     In this scripture passage, the Apostles knew this instinctively.  Of course they were capable of serving the widows during the daily distribution of food.  But so weren't others.  What others couldn't do was spread the word of God as well as the Apostles could.  That was something "ONLY they could do."  They couldn't neglect that; it was their top priority.  Instead, they carefully chose and empowered others to serve the widows.  They heard the need, discerned a solution, and then delegated out the task that would have robbed them of their time to fulfill their number one priority.
     I could learn a lot from both Kuykendall and the Apostles in this department.  When I look at my plate and how full it is, I need to use this philosophy to decide my priorities, and to discern what I can either step away from, or delegate out.  As a wise person said to me, taking this point further, I need to incorporate this view point not just from my front door out, but from my front door in.  ONLY I can nurture, teach and love my children the way that God has called me to do.  If stepping forward to collect money for the teacher's end of the year gift means I'm sending and responding to so many emails I'm neglecting my own kids, I need to realize that someone else is perfectly capable of that task.  If volunteering to be a Boy Scout Leader or Destination Imagination coach means that I won't be home to oversee homework or cook somewhat healthy dinners, I need to realize that someone else could be just as good of a leader or coach as I could be, probably better!  
      However, in the chaos that is dinnertime, I am the ONLY one who can deal with the cooking.  But that doesn't mean I can't delegate out parts of the process to my kids.  Zack, who can't work the oven and stove top yet, can fill the water glasses.  Mason, who hasn't quite mastered carrying full glasses to the table without spilling them yet, can fold napkins.  Jocelyn, who can't fold napkins yet, can put the silverware on the table.  In fact, helping to set the table not only empowers my kids, but it teaches them that many hands make for lighter work, and that helping feels good.

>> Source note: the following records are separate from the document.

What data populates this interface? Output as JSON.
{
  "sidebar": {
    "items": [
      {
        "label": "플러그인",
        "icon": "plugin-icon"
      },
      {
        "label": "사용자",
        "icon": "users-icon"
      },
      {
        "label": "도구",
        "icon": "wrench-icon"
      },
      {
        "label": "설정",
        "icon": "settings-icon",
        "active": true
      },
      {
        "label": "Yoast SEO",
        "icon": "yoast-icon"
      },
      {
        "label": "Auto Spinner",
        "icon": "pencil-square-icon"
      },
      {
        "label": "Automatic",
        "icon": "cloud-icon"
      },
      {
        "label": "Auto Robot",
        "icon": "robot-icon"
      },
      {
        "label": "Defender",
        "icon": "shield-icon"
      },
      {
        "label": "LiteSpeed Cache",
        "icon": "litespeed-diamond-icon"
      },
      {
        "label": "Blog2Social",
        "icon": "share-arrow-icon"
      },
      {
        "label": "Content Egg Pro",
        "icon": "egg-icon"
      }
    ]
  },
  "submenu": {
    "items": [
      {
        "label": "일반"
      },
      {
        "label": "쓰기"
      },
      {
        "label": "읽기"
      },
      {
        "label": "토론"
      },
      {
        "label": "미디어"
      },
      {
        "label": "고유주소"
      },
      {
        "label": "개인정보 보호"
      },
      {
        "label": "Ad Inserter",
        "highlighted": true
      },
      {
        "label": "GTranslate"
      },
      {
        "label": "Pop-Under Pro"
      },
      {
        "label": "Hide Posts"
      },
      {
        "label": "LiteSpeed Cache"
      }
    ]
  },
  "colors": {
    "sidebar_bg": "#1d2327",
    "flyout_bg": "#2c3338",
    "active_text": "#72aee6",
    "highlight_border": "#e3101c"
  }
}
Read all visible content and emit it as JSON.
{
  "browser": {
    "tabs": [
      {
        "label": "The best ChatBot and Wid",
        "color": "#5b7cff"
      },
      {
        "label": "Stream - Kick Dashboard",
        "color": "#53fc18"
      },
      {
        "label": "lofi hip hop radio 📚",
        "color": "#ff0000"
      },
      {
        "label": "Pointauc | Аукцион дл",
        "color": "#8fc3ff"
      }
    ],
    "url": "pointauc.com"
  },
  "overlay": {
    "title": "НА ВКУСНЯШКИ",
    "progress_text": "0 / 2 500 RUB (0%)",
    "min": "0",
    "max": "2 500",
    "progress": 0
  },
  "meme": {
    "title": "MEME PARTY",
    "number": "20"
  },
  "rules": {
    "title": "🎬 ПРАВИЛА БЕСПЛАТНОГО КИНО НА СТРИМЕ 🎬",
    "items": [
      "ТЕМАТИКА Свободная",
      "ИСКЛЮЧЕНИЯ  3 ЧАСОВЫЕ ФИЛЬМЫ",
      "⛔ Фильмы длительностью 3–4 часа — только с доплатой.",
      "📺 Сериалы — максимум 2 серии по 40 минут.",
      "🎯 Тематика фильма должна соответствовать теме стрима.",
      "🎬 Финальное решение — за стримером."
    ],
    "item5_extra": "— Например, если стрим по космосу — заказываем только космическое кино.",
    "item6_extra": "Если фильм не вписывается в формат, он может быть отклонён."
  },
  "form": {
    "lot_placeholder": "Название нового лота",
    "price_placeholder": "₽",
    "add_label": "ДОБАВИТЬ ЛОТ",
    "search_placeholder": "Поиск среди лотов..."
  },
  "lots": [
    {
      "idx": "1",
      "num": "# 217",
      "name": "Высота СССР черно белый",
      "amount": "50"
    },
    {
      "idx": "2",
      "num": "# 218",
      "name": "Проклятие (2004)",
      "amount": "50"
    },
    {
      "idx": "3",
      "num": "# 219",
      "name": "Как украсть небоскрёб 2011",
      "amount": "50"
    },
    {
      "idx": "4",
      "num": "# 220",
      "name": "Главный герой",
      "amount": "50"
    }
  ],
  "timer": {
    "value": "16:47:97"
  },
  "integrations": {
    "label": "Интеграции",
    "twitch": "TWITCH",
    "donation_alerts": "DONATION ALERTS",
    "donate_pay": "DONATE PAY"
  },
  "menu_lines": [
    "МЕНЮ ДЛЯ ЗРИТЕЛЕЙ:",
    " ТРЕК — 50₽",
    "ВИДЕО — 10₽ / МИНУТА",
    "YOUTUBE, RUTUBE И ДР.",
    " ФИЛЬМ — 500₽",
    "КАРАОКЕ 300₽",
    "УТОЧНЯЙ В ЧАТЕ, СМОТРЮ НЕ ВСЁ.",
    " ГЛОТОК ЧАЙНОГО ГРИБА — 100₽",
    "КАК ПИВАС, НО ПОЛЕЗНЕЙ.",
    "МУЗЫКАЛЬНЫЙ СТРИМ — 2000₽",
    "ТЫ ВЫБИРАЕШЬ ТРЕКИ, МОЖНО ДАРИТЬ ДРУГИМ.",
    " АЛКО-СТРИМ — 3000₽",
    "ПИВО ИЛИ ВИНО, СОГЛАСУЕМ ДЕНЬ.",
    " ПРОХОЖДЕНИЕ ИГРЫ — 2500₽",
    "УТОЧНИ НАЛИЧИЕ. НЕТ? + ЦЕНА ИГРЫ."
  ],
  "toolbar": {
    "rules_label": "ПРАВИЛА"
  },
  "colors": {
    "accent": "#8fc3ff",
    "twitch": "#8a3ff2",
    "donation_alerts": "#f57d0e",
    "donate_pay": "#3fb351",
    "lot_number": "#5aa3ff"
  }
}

     Yes, we should step forward as often as we can to help out, to pay things forward, to make the world a better place.  But when we aren't able to accomplish the tasks that ONLY we can do, that God has called us to do, we have to recheck our priorities, and align our actions with them.  The Apostles knew that their number one priority was to spread the Word of God.  Had they not kept that priority front and center, the Church and God's message would have suffered greatly.  My number one priority is to be there for my kids.  I can't run the risk any longer of losing sight of that priority.  If I do, both my kids and I will suffer greatly.